→ What to produce: Repeat all entries exactly.

(Component data from apps and pages)
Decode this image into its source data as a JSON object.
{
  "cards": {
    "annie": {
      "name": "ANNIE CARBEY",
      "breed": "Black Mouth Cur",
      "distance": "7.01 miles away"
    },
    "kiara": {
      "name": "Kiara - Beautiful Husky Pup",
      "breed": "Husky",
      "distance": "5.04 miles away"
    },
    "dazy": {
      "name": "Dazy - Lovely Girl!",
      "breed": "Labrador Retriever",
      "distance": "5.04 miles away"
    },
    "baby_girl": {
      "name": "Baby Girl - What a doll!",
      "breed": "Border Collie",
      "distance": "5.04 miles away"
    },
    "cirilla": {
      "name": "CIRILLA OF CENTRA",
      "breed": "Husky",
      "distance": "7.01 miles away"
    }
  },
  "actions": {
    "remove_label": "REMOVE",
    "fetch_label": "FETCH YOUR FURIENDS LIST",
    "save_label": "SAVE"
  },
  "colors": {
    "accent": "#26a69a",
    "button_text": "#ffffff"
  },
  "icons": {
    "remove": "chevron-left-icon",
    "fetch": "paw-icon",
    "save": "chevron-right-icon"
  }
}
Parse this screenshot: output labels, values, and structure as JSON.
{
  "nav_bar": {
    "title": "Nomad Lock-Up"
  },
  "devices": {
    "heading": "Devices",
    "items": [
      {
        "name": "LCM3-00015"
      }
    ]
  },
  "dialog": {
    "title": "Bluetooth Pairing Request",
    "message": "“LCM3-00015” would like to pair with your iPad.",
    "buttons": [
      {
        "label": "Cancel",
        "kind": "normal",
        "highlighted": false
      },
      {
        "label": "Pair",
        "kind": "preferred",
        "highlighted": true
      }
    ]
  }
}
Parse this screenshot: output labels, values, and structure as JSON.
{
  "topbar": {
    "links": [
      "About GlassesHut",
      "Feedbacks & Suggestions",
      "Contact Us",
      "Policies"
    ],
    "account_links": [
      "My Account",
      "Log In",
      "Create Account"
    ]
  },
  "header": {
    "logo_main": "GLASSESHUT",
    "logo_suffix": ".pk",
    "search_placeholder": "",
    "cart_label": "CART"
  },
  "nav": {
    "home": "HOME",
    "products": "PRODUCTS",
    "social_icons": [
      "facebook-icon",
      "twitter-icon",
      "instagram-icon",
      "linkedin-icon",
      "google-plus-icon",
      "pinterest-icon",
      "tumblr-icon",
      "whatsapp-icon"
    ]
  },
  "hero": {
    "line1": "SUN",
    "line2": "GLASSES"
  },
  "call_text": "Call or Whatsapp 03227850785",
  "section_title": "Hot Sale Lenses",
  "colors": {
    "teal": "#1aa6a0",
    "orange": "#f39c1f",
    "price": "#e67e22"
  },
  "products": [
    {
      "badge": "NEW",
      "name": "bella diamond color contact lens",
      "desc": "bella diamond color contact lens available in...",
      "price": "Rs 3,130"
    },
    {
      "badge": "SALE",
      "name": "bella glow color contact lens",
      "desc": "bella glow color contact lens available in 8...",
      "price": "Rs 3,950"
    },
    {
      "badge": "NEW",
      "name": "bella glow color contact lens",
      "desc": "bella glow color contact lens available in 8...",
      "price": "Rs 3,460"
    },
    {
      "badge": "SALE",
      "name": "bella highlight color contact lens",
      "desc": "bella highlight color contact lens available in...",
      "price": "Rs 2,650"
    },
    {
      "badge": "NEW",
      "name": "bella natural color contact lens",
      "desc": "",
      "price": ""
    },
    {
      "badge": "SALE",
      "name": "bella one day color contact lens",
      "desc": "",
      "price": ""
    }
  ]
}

→ Answer box:
Decode this image into its source data as a JSON object.
{
  "cards": {
    "annie": {
      "name": "ANNIE CARBEY",
      "breed": "Black Mouth Cur",
      "distance": "7.01 miles away"
    },
    "kiara": {
      "name": "Kiara - Beautiful Husky Pup",
      "breed": "Husky",
      "distance": "5.04 miles away"
    },
    "dazy": {
      "name": "Dazy - Lovely Girl!",
      "breed": "Labrador Retriever",
      "distance": "5.04 miles away"
    },
    "baby_girl": {
      "name": "Baby Girl - What a doll!",
      "breed": "Border Collie",
      "distance": "5.04 miles away"
    },
    "cirilla": {
      "name": "CIRILLA OF CENTRA",
      "breed": "Husky",
      "distance": "7.01 miles away"
    }
  },
  "actions": {
    "remove_label": "REMOVE",
    "fetch_label": "FETCH YOUR FURIENDS LIST",
    "save_label": "SAVE"
  },
  "colors": {
    "accent": "#26a69a",
    "button_text": "#ffffff"
  },
  "icons": {
    "remove": "chevron-left-icon",
    "fetch": "paw-icon",
    "save": "chevron-right-icon"
  }
}
Parse this screenshot: output labels, values, and structure as JSON.
{
  "nav_bar": {
    "title": "Nomad Lock-Up"
  },
  "devices": {
    "heading": "Devices",
    "items": [
      {
        "name": "LCM3-00015"
      }
    ]
  },
  "dialog": {
    "title": "Bluetooth Pairing Request",
    "message": "“LCM3-00015” would like to pair with your iPad.",
    "buttons": [
      {
        "label": "Cancel",
        "kind": "normal",
        "highlighted": false
      },
      {
        "label": "Pair",
        "kind": "preferred",
        "highlighted": true
      }
    ]
  }
}
Parse this screenshot: output labels, values, and structure as JSON.
{
  "topbar": {
    "links": [
      "About GlassesHut",
      "Feedbacks & Suggestions",
      "Contact Us",
      "Policies"
    ],
    "account_links": [
      "My Account",
      "Log In",
      "Create Account"
    ]
  },
  "header": {
    "logo_main": "GLASSESHUT",
    "logo_suffix": ".pk",
    "search_placeholder": "",
    "cart_label": "CART"
  },
  "nav": {
    "home": "HOME",
    "products": "PRODUCTS",
    "social_icons": [
      "facebook-icon",
      "twitter-icon",
      "instagram-icon",
      "linkedin-icon",
      "google-plus-icon",
      "pinterest-icon",
      "tumblr-icon",
      "whatsapp-icon"
    ]
  },
  "hero": {
    "line1": "SUN",
    "line2": "GLASSES"
  },
  "call_text": "Call or Whatsapp 03227850785",
  "section_title": "Hot Sale Lenses",
  "colors": {
    "teal": "#1aa6a0",
    "orange": "#f39c1f",
    "price": "#e67e22"
  },
  "products": [
    {
      "badge": "NEW",
      "name": "bella diamond color contact lens",
      "desc": "bella diamond color contact lens available in...",
      "price": "Rs 3,130"
    },
    {
      "badge": "SALE",
      "name": "bella glow color contact lens",
      "desc": "bella glow color contact lens available in 8...",
      "price": "Rs 3,950"
    },
    {
      "badge": "NEW",
      "name": "bella glow color contact lens",
      "desc": "bella glow color contact lens available in 8...",
      "price": "Rs 3,460"
    },
    {
      "badge": "SALE",
      "name": "bella highlight color contact lens",
      "desc": "bella highlight color contact lens available in...",
      "price": "Rs 2,650"
    },
    {
      "badge": "NEW",
      "name": "bella natural color contact lens",
      "desc": "",
      "price": ""
    },
    {
      "badge": "SALE",
      "name": "bella one day color contact lens",
      "desc": "",
      "price": ""
    }
  ]
}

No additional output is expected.